exception of the local multi-millionaire(?), and their respective female friends just run into one another. The writing has no major drive, and while it could be more repetitive, it does tend to circle around the one major question, without progressing terribly far. The themes would be plauded for stretching Pike's normal target audience, where they actually handled in an appetising way. The biggest attraction of the book, it has to be said, stands as the lovely rainbowed silver cover, and even that might have been usurped by reprints, as the pic above shows. While God - especially as an attractive girl of indeterminate late-teen/20ish age - may be a welcome addition to the teenage genre book character list, this earthly visitation is not as good as it deserved to be.

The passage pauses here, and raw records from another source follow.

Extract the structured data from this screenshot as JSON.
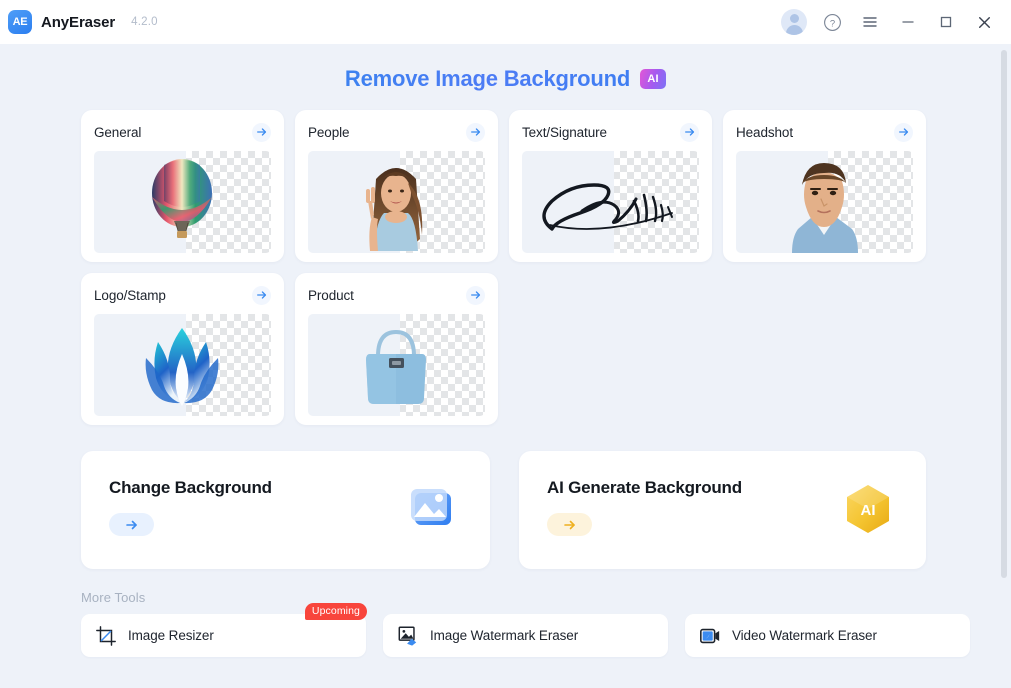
{
  "titlebar": {
    "logo_text": "AE",
    "app_name": "AnyEraser",
    "version": "4.2.0",
    "controls": [
      {
        "name": "account-avatar",
        "label": ""
      },
      {
        "name": "help-icon",
        "label": "?"
      },
      {
        "name": "menu-icon",
        "label": ""
      },
      {
        "name": "minimize-icon",
        "label": ""
      },
      {
        "name": "maximize-icon",
        "label": ""
      },
      {
        "name": "close-icon",
        "label": ""
      }
    ]
  },
  "page": {
    "title": "Remove Image Background",
    "ai_badge": "AI"
  },
  "cards": [
    {
      "title": "General",
      "art": "balloon"
    },
    {
      "title": "People",
      "art": "woman"
    },
    {
      "title": "Text/Signature",
      "art": "signature"
    },
    {
      "title": "Headshot",
      "art": "man"
    },
    {
      "title": "Logo/Stamp",
      "art": "logo"
    },
    {
      "title": "Product",
      "art": "bag"
    }
  ],
  "features": [
    {
      "title": "Change Background",
      "icon": "image-icon",
      "accent": "#3b82f6"
    },
    {
      "title": "AI Generate Background",
      "icon": "ai-hex-icon",
      "accent": "#f5c431"
    }
  ],
  "more_tools": {
    "label": "More Tools",
    "items": [
      {
        "title": "Image Resizer",
        "icon": "crop-icon",
        "badge": "Upcoming"
      },
      {
        "title": "Image Watermark Eraser",
        "icon": "image-eraser-icon",
        "badge": ""
      },
      {
        "title": "Video Watermark Eraser",
        "icon": "video-eraser-icon",
        "badge": ""
      }
    ]
  },
  "colors": {
    "app_background": "#eef2f9",
    "card_background": "#ffffff",
    "accent_blue": "#3b82f6",
    "accent_amber": "#f5c431",
    "badge_red": "#f8453c"
  }
}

The first adult novel from a bestselling author of young adult fiction. Michael picks up a young hitch-hiker in the Arizona desert, bringing her home and letting her sleep on his couch. The next day, she talks about being God--and strange things begin to happen to everyone coming in contact with her.